Of course it's all very happy for Pearson. She can claim she was right; she can attack her detractors; and, best of all, it gives her the chance to be 'judgmental' about so many other people - after all, she's only doing it to try and prevent a tragedy! Bad things only happen because people aren't judgmental enough!
So, in today's column of foaming bile, we get the following delightful items. Remember now, it's not Pearson being judgmental, it's her doing the world a public service; unless people are 'judgmental' then there'll be chaos, I tell you!
But I'm afraid the chief WAG's decision to dress up as Audrey Hepburn for Closer magazine just makes me mad. Not so much Breakfast At Tiffany's as Happy Meal at H. Samuel.
Audrey was extravagantly beautiful, exquisitely refined and became one of the great style icons of the 20th century. Coleen is cheerful, orange and about to become Mrs Potato Head. She may think she is paying tribute to Audrey Hepburn by donning a toupee and a little black dress. Well, she ain't.
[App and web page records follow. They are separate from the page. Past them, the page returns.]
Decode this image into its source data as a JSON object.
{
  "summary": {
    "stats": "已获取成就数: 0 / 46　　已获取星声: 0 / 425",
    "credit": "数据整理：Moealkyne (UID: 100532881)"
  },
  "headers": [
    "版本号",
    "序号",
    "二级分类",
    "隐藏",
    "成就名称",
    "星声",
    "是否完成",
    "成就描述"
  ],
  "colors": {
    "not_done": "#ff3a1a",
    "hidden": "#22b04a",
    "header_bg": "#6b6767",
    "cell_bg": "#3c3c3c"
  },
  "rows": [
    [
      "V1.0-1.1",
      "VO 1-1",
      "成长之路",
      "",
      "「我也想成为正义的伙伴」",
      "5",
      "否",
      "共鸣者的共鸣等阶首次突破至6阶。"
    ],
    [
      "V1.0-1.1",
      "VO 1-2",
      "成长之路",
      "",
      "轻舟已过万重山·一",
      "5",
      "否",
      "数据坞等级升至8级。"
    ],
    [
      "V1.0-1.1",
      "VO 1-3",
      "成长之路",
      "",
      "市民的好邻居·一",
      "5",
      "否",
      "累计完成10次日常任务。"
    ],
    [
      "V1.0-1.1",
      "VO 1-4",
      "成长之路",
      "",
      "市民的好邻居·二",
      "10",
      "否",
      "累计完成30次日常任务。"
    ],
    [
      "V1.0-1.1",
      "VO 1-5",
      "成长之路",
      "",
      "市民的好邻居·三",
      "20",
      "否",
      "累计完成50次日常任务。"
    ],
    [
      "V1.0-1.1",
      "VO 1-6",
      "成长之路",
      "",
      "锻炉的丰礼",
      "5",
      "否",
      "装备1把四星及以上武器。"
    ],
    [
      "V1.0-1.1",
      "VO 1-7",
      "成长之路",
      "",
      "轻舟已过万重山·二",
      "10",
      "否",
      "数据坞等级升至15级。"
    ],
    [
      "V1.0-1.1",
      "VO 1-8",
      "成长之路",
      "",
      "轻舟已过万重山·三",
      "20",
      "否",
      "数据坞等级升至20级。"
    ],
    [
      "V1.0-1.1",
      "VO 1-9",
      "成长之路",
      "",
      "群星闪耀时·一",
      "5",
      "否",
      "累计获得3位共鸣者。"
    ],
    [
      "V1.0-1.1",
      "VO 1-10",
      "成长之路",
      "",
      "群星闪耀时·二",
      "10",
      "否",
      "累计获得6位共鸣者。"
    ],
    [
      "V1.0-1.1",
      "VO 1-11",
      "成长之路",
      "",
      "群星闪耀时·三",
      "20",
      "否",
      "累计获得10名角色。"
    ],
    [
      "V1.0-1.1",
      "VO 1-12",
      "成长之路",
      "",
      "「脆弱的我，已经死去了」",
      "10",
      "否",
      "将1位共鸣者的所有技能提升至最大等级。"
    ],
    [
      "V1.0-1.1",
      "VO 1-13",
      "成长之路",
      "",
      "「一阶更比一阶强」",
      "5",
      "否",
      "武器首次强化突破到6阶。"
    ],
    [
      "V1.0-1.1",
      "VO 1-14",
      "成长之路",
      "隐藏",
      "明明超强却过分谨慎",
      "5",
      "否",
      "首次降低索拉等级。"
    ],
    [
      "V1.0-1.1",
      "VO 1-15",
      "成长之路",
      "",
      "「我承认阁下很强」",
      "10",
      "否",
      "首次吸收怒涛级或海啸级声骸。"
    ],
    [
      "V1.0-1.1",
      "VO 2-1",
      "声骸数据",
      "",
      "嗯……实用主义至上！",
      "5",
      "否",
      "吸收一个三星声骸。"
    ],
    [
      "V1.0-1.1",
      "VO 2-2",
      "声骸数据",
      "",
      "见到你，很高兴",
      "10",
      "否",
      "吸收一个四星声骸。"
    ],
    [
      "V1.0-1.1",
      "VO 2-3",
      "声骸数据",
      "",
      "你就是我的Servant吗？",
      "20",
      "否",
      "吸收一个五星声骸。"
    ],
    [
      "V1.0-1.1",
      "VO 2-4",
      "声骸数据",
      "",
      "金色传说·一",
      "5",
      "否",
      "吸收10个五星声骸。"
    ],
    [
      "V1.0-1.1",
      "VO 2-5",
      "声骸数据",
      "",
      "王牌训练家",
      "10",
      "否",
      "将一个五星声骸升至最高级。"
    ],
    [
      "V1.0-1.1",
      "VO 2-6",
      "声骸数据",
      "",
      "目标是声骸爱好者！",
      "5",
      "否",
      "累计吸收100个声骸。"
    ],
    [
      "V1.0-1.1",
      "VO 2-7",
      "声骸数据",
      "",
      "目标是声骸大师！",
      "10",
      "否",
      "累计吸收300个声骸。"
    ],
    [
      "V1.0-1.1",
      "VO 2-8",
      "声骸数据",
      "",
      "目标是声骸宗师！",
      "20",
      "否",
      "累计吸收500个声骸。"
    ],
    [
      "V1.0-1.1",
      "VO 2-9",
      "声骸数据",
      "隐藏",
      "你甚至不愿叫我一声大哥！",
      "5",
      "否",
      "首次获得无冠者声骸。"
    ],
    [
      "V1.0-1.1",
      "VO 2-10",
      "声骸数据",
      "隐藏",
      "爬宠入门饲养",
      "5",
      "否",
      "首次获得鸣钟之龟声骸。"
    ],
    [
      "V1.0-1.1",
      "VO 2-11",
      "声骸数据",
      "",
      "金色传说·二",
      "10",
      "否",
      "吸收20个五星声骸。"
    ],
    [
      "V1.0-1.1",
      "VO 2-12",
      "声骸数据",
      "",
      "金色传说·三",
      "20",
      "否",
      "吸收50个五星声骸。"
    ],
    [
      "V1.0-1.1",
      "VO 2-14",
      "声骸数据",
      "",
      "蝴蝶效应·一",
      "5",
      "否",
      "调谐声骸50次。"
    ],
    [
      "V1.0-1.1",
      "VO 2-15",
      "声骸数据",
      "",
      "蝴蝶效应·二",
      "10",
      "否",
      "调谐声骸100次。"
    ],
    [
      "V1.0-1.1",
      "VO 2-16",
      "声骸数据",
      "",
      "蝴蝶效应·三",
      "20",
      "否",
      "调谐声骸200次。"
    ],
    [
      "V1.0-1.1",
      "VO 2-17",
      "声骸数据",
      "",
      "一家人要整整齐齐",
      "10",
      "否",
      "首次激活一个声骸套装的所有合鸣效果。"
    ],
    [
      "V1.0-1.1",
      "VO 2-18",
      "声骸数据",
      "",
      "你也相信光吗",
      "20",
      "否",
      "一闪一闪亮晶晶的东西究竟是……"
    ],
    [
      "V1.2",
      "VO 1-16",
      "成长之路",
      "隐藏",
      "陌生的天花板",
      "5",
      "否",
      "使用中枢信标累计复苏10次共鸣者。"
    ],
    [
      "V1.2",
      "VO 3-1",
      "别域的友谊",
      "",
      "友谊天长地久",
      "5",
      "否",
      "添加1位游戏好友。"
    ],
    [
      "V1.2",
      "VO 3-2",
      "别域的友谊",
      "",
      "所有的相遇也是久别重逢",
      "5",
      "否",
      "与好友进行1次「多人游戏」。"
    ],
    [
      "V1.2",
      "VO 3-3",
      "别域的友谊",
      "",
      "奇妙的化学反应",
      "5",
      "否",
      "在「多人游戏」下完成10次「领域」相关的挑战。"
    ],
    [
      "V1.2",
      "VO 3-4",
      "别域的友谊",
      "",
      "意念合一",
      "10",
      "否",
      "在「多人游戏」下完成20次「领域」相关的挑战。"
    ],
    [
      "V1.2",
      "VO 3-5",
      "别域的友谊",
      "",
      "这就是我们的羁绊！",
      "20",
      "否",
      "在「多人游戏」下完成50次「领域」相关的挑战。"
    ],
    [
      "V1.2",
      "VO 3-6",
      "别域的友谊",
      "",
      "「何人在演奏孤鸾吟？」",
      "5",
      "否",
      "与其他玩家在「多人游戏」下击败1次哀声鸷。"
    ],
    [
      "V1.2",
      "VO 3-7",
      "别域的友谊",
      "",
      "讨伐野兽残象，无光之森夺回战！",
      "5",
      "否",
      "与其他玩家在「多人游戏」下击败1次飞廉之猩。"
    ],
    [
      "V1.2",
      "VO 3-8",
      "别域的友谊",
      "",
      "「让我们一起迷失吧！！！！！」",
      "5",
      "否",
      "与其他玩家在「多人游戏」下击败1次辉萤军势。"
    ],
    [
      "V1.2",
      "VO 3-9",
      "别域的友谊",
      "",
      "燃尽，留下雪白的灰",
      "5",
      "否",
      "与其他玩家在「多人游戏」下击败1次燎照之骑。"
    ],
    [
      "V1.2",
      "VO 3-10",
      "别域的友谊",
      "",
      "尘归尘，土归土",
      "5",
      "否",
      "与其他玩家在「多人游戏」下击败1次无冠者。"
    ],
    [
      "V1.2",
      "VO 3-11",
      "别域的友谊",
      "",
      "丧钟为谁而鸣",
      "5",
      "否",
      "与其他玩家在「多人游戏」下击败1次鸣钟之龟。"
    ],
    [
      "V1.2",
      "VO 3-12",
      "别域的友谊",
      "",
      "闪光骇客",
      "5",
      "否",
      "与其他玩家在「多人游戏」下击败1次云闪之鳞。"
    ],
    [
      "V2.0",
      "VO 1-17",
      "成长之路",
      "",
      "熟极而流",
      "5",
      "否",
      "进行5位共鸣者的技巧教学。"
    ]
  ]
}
See, she's lower class and therefore deserves to be slagged off! It's not snobbery; it's journalistic integrity to say that Coleen McLoughlin dressing up as Audrey Hepburn 'makes you mad'. Mad? Really? Why would anyone be made 'mad' by a woman dressing up as another woman, unless that person was 'mad' in the first place? How can a photo of something make you mad?
The Beijing Olympics has unintentionally given the world an exciting new sport. It's called Get The Torch. The country that manages to put the flame out most times - France managed four on Monday - wins. But first, contestants have to overcome a Great Wall. I mean the sinister Chinese guardians of the flame. With their scowling faces and blue and white matching tracksuits, they looked like the absurd henchmen of some James Bond villain, hell-bent on world domination. Come to think of it, that's pretty much what they are.
Let's have a go at the sinister Orientals! That's not being judgmental, it's an important piece of writing. Remember this: she's not doing it for a cheap laugh or to be nasty; she's doing it because she cares. So very, very deeply. But, that's only one race of people she's had a go at - surely she can squeeze in one more before the word count gets exceeded? Oh yes!
Mohammed Anwar avoided a ban for speeding when he told a court that not being able to drive would make it difficult to commute between his two wives.
His lawyer explained that the restaurant owner has one wife in Motherwell and the other in Glasgow and sleeps with them on alternate nights. He was described as "a busy man". Yes, we can see that.
Bigamy is illegal in this country. So is travelling criminally fast - 64mph in a 30mph zone in Mr Anwar's case. Would a non-Muslim with a wife in one town and a mistress down the motorway receive such outrageously lenient treatment?
See, that's not being judgmental; that's Allison importantly tackling the vital issues of the day - like why darkies get treated better than white people!
Spare me the lectures, Pearson. You're a vile piece of shit. You haven't been proved right. You're scum. Is that me being judgmental? I suppose it is.